  46. 46. The future: smartphones get smarter Now accelerometer, gyroscope, magnetometer temperature, humidity, atmospheric pressure ambient light, camera, video, voice Next Environment around us: air, water, pollution, UV light Environment inside us: heart rate, respiratory rate …
  47. 47. The future: human bioenergy harvesting body heat foot strikes joint movements (knee) sound pressure waves (inner ear) sound vibrations (talking) breathing heart beats blood flow Image: Starner, T., Human Powered Wearable Computing, IBM Systems Journal, 35, p618, 1996. Utilize the human body as source of energy to generate and store energy to power mobile equipment and small devices (pacemakers)
  48. 48. Integrate with sensors, wearable tech
  49. 49. Integrate with the Internet of Things (IoT) Objects have network connectivity, can send & receive data Lean more: Image courtesy Axel Tregoning, Flickr locks thermostat frig chairs mattress flooring lights toilet forks blender barbells toothbrush pill bottles pets
  50. 50. The future of apps: collaboration? Consumers Researchers App Developers Product Sales Systems / Organizations
  51. 51. WHAT DO YOU THINK? Beginning a Dialogue
  52. 52. Should fitness & health apps be certified?
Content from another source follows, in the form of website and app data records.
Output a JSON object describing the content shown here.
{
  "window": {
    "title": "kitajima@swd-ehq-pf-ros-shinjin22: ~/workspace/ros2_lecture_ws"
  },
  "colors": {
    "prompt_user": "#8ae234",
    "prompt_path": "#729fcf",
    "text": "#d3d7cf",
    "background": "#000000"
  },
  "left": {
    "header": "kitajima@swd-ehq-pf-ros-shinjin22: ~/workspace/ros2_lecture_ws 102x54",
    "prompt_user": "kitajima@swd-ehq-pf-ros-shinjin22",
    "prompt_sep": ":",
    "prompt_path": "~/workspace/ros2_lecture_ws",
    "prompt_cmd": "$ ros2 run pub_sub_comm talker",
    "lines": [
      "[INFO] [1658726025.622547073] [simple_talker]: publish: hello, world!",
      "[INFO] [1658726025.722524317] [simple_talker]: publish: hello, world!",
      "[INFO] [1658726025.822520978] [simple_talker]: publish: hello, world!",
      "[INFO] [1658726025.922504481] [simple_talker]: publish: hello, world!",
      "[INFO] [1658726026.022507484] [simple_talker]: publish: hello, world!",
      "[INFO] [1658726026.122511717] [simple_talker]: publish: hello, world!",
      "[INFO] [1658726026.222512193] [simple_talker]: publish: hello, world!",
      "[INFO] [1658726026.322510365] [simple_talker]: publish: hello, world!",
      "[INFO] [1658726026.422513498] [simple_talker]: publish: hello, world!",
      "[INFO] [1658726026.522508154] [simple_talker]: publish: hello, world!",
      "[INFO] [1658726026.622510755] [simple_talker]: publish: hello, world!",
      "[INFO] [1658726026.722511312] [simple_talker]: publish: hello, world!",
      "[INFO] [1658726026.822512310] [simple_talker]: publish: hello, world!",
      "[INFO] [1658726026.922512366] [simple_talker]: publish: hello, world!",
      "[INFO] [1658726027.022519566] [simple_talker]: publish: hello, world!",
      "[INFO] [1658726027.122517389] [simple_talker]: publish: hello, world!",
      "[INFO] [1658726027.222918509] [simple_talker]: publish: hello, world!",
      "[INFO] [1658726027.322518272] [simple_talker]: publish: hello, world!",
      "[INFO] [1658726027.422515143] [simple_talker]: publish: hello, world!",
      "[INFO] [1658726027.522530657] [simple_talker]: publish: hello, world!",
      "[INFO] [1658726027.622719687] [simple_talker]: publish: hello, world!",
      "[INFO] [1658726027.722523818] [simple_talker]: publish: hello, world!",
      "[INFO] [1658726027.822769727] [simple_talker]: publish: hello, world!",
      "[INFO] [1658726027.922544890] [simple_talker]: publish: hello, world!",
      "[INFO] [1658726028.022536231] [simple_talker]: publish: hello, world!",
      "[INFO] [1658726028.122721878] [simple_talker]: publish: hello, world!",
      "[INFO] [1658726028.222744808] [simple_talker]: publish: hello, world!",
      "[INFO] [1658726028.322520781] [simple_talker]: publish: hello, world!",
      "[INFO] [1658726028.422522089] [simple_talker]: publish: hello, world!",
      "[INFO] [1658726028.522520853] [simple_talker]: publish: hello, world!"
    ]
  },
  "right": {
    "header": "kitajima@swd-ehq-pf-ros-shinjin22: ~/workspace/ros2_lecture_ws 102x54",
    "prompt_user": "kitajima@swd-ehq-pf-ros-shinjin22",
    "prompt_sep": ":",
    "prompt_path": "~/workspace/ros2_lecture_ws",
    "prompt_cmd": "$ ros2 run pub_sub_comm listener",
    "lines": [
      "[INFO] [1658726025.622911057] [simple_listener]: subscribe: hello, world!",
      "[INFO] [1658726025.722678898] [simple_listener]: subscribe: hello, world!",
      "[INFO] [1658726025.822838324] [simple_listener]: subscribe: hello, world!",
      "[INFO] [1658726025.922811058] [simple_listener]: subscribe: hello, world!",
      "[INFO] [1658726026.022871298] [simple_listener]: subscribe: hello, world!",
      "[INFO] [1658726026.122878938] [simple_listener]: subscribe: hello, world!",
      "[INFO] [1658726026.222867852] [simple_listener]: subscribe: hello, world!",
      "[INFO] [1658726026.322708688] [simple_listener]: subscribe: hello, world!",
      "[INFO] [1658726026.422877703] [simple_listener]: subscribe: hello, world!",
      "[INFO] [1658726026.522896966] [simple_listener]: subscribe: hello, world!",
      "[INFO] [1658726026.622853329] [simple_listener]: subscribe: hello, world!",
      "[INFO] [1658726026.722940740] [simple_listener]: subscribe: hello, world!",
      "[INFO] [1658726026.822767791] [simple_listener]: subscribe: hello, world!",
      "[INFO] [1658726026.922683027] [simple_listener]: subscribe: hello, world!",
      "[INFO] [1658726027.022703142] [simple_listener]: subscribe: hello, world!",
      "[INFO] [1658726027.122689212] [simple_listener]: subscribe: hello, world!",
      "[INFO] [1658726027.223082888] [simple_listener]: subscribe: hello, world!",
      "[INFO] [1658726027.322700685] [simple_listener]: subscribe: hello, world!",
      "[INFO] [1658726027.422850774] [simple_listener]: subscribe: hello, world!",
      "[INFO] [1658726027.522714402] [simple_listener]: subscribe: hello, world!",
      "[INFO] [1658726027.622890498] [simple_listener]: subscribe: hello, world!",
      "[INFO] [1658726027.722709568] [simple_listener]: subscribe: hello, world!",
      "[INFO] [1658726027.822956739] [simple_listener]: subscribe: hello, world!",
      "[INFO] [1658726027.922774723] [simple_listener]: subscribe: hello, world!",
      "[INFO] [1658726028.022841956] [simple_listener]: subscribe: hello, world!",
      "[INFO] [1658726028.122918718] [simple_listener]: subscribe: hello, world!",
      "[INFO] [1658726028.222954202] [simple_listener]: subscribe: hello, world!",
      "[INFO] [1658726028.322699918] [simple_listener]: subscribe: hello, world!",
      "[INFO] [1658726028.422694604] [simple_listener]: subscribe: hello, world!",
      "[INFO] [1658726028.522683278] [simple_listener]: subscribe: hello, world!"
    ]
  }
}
Should apps be reviewed and certified? Why or why not? Should an organization rate them or give them a seal of approval? Should an organization provide developers with guidelines? If so, what categories should be reviewed? What about content accuracy, safety, security, privacy?
  53. 53. Should health apps be prescribed? Should apps be recommended? By who? For who? What are the potential liabilities / responsibilities?
  54. 54. Should app data be shared? Who should it be shared with? Primary care provider / EHR (Electronic Health Record) Personal trainer / gym Friends Family What data should be shared and how should it be used? Location Exercise amounts Health outcomes Compliance Who should decide this?
  55. 55. What app would you design? What features do you use the most? What features do you need / want? What features make you mad? What’s missing from currently available apps?
  56. 56. Questions or ideas? Contact us! Heather Chambliss, Ph.D., FACSM The University Of Memphis @HChamblissPhD Carol Torgan, Ph.D., FACSM Kinetics Consulting @ctorgan